China state banks seen supporting yuan to steady declines: sources

SHANGHAI/SINGAPORE (Reuters) - China’s major state-owned banks have been active in the yuan forwards markets this week, sources said, using swaps to curb greenback supply as authorities sought to slow the currency’s decline after its break past the key 7 to the dollar threshold.

FILE PHOTO: U.S. 100 dollar banknotes and Chinese 100 yuan banknotes are seen in this picture illustration in Beijing, China, January 21, 2016. REUTERS/Jason Lee/Illustration/File Photo

The move to contain the yuan’s decline comes after the Sino-U.S. trade war broadened to include foreign exchange with Washington on Monday branding Beijing a currency manipulator for the first time since 1994.

That pushed the offshore yuan CNH=D3 to a record low and the onshore currency CNY=CFXS past the psychologically important 7 to dollar mark for the first time in 11 years.

Four sources with knowledge of the matter told Reuters that state banks were seen swapping yuan for dollars in onshore forwards market CNYFWD= to support the Chinese unit.

“Yesterday big banks were all selling one-year onshore forward swaps, then in the afternoon the spot dollar-yuan fell,” said a trader at a foreign bank in Shanghai.

While China’s central bank had allowed the yuan on Monday to break through key levels, authorities are keen to avoid a precipitous decline that could trigger capital outflows and destabilize wider financial markets.

The sources said banks had conducted significant amounts of buy-sell swaps in the onshore market on Tuesday. Buy-sell swaps help to reduce the supply of dollars that the market can access to short-sell the yuan.

Analysts and market participants say major state-run banks often act on behalf of the People’s Bank of China (PBOC) in the country’s foreign exchange market.
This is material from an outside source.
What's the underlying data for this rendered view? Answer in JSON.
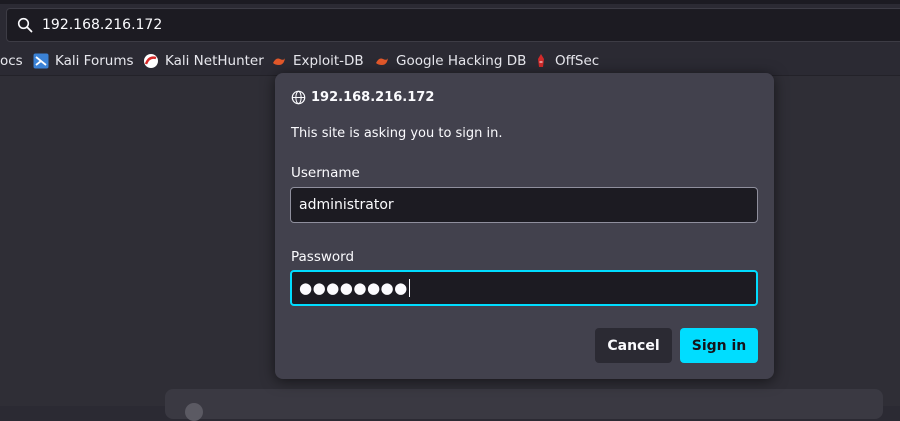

“The central bank is guiding the yuan to depreciate in an orderly manner, and therefore chances for a one-off sharp devaluation are low,” said Ken Cheung, senior Asian FX strategist at Mizuho Bank.

He expects the PBOC will continue to use tools, including the daily midpoint fixing, to lead the yuan’s movements in the near term.

One state bank also was seen active in offshore forward swaps, another two traders at foreign banks with knowledge of the matter said.

State banks have previously used such tactics to support the local currency. They were also seen selling forward dollars during the summer in 2018, pushing the one-year dollar/yuan swap points into negative territory, which implies an increase in the yuan’s anticipated value against the dollar in a year’s time.

One of the sources said while some of the recent swap transactions were believed to be rollovers of last year’s purchases, other orders over the past two days were new.

In the past, the PBOC would only target yuan liquidity in the offshore market if it wanted temper the speed of currency moves. In late 2018, it sold yuan-denominated bills in Hong Kong to manage currency expectations.

“We believe China will manage the pace but not the direction of change for the renminbi,” S&P Global Ratings said in a note. “More flexibility now should mean lower volatility in the future but some smoothing may be needed to anchor expectations and forestall large capital outflows.”

On Wednesday, one-year onshore dollar/yuan forwards CNY1Y= were at 175 points, down from 321 points on Monday, according to Refinitiv data. One-year offshore dollar/yuan forwards CNH1Y= were at 459 points, down from 640 points on Monday.

Such state bank transactions in the forwards markets helped slow the decline in the spot yuan on Wednesday, although it was still weighed by an escalation in Sino-U.S. trade tensions and the central bank’s move to set its official midpoint at an 11-year low.

The onshore spot yuan CNY=CFXS was trading at 7.0425 per dollar on Wednesday afternoon, down about 0.25% from Tuesday's late-session close.

The offshore yuan CNH=D3 was trading at 7.0756 per dollar on Wednesday afternoon, down from the previous close of 7.0538.

Reporting by Winni Zhou and Andrew Galbraith; Editing by Sam Holmes